Nothing gets the competitive fuels flowing like a player moving from a team to its hated rival. Alfredo Aceves may not spark the fire like Johnny Damon or even Ramiro Mendoza by jumping from New York to Boston, but he is worth discussing because the Red Sox envision a role change. The Yankees had Aceves make five starts over three big-league seasons, but mostly used him in long relief. The transition does not appear to be as outlandish as it may sound.
Brad Lidge and Mark DeRosa are still feeling achy months after having surgery, along with other injury news from around the majors.
Brad Lidge (elbow soreness, ERD TBD) Consistency isn't a word you think of from Lidge, but that's why he's headed back to Philadelphia. What happened to him during spring training occurred in much the same way. While the trainers are there every day, working on the players and understanding how things are changing and feeling, it's tougher for the doctors. At best, they see the players during homestands and treat them in much the same manner as a normal patient. (Actually, at best they never have to deal with them outside of a physical.) By making sure that Lidge is seeing the same doctors consistently and as he has problems, the Phillies are making sure they have the best possible situation for managing his injuries. By managing this consistently and holistically, the Phils and Lidge have a shot. Don't read too much into the trip back to Philly. The soreness sounds like scar tissue breaking loose, but there's a chance that this could be analogous to the Joe Nathan situation in the worst case. Like the Phillies, we'll just have to wait and see. Jose Contreras—yes, really—will get the save opportunities in the meantime, though you can be sure that Ruben Amaro Jr. is checking in on Heath Bell and some other usual suspects.

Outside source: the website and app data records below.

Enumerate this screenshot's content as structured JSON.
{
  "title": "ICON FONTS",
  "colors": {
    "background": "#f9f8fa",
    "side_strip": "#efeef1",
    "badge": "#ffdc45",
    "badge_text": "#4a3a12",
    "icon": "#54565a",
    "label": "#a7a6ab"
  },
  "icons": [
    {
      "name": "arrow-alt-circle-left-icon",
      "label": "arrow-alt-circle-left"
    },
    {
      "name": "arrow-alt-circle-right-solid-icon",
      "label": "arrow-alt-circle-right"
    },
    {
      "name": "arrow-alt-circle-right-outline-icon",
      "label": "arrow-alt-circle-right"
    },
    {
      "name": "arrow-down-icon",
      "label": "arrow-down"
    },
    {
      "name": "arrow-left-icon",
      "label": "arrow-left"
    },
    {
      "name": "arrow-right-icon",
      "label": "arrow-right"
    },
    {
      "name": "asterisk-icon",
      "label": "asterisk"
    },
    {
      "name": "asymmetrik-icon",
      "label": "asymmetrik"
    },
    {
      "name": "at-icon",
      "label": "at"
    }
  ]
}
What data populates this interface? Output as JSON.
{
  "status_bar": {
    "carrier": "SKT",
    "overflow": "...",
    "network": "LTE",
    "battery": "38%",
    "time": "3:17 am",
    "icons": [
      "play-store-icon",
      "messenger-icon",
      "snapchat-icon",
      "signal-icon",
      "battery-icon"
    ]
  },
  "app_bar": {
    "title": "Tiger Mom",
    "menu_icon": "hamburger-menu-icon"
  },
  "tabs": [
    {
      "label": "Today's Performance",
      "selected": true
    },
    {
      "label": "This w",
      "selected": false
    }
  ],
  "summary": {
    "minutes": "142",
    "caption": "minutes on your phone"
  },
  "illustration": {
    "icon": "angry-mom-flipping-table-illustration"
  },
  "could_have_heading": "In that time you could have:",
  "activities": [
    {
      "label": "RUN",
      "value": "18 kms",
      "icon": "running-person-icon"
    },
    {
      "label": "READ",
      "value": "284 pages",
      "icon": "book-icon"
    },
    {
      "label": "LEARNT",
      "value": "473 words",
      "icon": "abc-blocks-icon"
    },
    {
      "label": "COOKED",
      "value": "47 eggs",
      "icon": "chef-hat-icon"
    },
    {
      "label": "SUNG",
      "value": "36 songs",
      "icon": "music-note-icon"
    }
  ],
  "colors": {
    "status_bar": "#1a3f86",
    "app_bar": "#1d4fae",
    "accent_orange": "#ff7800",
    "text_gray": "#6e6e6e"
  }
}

Who are the favorites for the #5 spots in the starting rotations of last year's World Series participants?
At the outset, Joba Chamberlain and Phil Hughes have the inside track to the #5 spot for the New York Yankees. Neither Chad Gaudin (career 4.61 SIERA) nor Sergio Mitre (4.15) have had sustained success at the Major League level as a starter. Mitre missed the entire 2008 season due to Tommy John surgery and did not inspire confidence upon return in nine starts last year. However, stats like xFIP and SIERA have thought more highly of his performances than regular old ERA.
Chamberlain in 2009 (4.43 SIERA), after spending most of '08 as a reliever (3.02), saw his strikeout rate chopped by nearly three batters per nine innings while his walk rate increased by nearly one, sending his K/BB ratio below 2:1. Additionally, he allowed nine percent fewer ground balls and seven percent more line drives while his HR/FB rate more than doubled. His fastball and slider usage dropped by several percentage points while his curve and change-up use increased accordingly. The velocity on his fastball and slider diminished by 2.5 MPH and 0.5 MPH respectively.
The Yankees still control the World Series, but will their decision to use just three starters prove a critical miscalculation?
The Phillies hit 224 home runs during the regular season, and another 14 through the first two rounds of the playoffs. Through the first four games of the World Series, they added seven more, but they didn't get so much bang for their buck, as all of those homers were solo shots. That changed in the first inning on Monday night, when Chase Utley crushed an A.J. Burnett meatball for a three-run homer, erasing a 1-0 Yankees lead in a potential World Series clincher and sending the Citizens Bank Park fans into a towel-waving frenzy.